The historian Annette Gordon-Reed’s “On Juneteenth” is an unexpected book. She’s best known for her work on Thomas Jefferson and Sally Hemings, the enslaved woman with whom Jefferson had multiple children — a once controversial thesis that’s now accepted as historical fact in large part because of Gordon-Reed’s scholarship. She has written before about the need for historians to maintain a certain distance from the people they write about, to see “the complexity and contradictions” that might otherwise get crushed in an overzealous embrace.

In “On Juneteenth,” Gordon-Reed identifies quite closely with her subject — and only a sliver of the book is directly about Juneteenth itself. But if this book is a departure for her, it’s still guided by the humane skepticism that has animated her previous work. In a series of short, moving essays, she explores “the long road” to June 19, 1865, when Maj. Gen. Gordon Granger announced the end of legalized slavery in Texas, the state where Gordon-Reed was born and raised.

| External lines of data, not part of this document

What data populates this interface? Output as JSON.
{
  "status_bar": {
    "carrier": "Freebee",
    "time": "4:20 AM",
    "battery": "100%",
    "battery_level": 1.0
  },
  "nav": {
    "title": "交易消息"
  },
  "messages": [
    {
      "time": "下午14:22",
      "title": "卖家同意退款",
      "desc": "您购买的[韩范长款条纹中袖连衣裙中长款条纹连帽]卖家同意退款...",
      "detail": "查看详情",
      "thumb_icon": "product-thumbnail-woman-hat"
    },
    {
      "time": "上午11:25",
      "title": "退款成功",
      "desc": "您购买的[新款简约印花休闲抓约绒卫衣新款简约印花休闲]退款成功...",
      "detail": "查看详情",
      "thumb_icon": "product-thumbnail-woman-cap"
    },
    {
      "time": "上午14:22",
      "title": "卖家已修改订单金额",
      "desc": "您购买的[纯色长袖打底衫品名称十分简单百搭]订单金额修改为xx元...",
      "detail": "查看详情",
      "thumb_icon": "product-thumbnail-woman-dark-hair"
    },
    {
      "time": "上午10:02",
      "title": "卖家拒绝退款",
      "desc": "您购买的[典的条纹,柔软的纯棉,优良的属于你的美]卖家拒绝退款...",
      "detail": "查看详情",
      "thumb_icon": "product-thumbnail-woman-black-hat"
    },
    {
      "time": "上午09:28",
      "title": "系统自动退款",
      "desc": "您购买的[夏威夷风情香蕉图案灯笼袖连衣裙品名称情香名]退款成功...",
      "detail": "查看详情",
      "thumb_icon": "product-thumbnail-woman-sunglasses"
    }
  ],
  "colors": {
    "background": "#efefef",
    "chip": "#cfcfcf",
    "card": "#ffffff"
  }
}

Her family’s Texas roots run deep, to the 1820s on her mother’s side and at least as far back as the 1860s on her father’s side. She remembers Juneteenth celebrations from her childhood, drinking red soda and setting off firecrackers that her grandfather bought. The history they were commemorating still felt close, with slavery “just a blink of an eye away from the years my grandparents and their friends were born.” When she heard that people outside of Texas were starting to celebrate the holiday, she confesses that she “was initially annoyed,” feeling a “twinge of possessiveness” that she chalks up to “the habit of seeing my home state, and the people who reside there, as special.”

And Texas is special, she says — though not exactly in the ways that it’s usually made out to be. Yes, it’s big, not just geographically but also historically: “No other state brings together so many disparate and defining characteristics all in one — a state that shares a border with a foreign nation, a state with a long history of disputes between Europeans and an Indigenous population and between Anglo-Europeans and people of Spanish origin, a state that had existed as an independent nation, that had plantation-based slavery and legalized Jim Crow.”

Read entire article at New York Times